[Data about app and page elements]
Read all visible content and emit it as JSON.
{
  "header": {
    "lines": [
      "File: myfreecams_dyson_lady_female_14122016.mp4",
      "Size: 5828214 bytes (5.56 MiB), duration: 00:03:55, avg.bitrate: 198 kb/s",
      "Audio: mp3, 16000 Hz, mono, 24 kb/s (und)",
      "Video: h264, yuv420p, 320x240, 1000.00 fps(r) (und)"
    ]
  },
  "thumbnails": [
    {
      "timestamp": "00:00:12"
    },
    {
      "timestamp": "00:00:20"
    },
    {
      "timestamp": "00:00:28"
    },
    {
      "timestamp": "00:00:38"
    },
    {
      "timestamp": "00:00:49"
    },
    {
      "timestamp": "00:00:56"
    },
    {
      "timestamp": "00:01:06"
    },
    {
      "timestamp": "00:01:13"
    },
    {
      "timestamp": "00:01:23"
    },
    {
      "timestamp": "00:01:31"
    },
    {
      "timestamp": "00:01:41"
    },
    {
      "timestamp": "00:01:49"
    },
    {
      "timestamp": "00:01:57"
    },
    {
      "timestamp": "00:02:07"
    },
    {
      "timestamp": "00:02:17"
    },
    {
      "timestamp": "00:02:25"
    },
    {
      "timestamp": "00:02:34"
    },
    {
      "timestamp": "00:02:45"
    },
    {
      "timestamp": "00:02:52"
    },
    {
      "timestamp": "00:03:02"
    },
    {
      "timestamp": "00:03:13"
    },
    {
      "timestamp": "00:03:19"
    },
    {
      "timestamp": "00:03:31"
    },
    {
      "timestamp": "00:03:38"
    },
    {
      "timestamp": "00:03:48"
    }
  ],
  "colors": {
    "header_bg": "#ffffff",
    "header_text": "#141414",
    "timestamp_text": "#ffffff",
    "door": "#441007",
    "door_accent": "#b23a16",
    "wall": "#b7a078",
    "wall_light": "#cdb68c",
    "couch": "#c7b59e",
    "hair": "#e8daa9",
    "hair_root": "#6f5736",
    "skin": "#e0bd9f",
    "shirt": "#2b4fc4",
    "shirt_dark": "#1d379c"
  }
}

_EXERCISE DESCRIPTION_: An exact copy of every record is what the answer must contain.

_WRITTEN SOLUTION_:
Read all visible content and emit it as JSON.
{
  "header": {
    "lines": [
      "File: myfreecams_dyson_lady_female_14122016.mp4",
      "Size: 5828214 bytes (5.56 MiB), duration: 00:03:55, avg.bitrate: 198 kb/s",
      "Audio: mp3, 16000 Hz, mono, 24 kb/s (und)",
      "Video: h264, yuv420p, 320x240, 1000.00 fps(r) (und)"
    ]
  },
  "thumbnails": [
    {
      "timestamp": "00:00:12"
    },
    {
      "timestamp": "00:00:20"
    },
    {
      "timestamp": "00:00:28"
    },
    {
      "timestamp": "00:00:38"
    },
    {
      "timestamp": "00:00:49"
    },
    {
      "timestamp": "00:00:56"
    },
    {
      "timestamp": "00:01:06"
    },
    {
      "timestamp": "00:01:13"
    },
    {
      "timestamp": "00:01:23"
    },
    {
      "timestamp": "00:01:31"
    },
    {
      "timestamp": "00:01:41"
    },
    {
      "timestamp": "00:01:49"
    },
    {
      "timestamp": "00:01:57"
    },
    {
      "timestamp": "00:02:07"
    },
    {
      "timestamp": "00:02:17"
    },
    {
      "timestamp": "00:02:25"
    },
    {
      "timestamp": "00:02:34"
    },
    {
      "timestamp": "00:02:45"
    },
    {
      "timestamp": "00:02:52"
    },
    {
      "timestamp": "00:03:02"
    },
    {
      "timestamp": "00:03:13"
    },
    {
      "timestamp": "00:03:19"
    },
    {
      "timestamp": "00:03:31"
    },
    {
      "timestamp": "00:03:38"
    },
    {
      "timestamp": "00:03:48"
    }
  ],
  "colors": {
    "header_bg": "#ffffff",
    "header_text": "#141414",
    "timestamp_text": "#ffffff",
    "door": "#441007",
    "door_accent": "#b23a16",
    "wall": "#b7a078",
    "wall_light": "#cdb68c",
    "couch": "#c7b59e",
    "hair": "#e8daa9",
    "hair_root": "#6f5736",
    "skin": "#e0bd9f",
    "shirt": "#2b4fc4",
    "shirt_dark": "#1d379c"
  }
}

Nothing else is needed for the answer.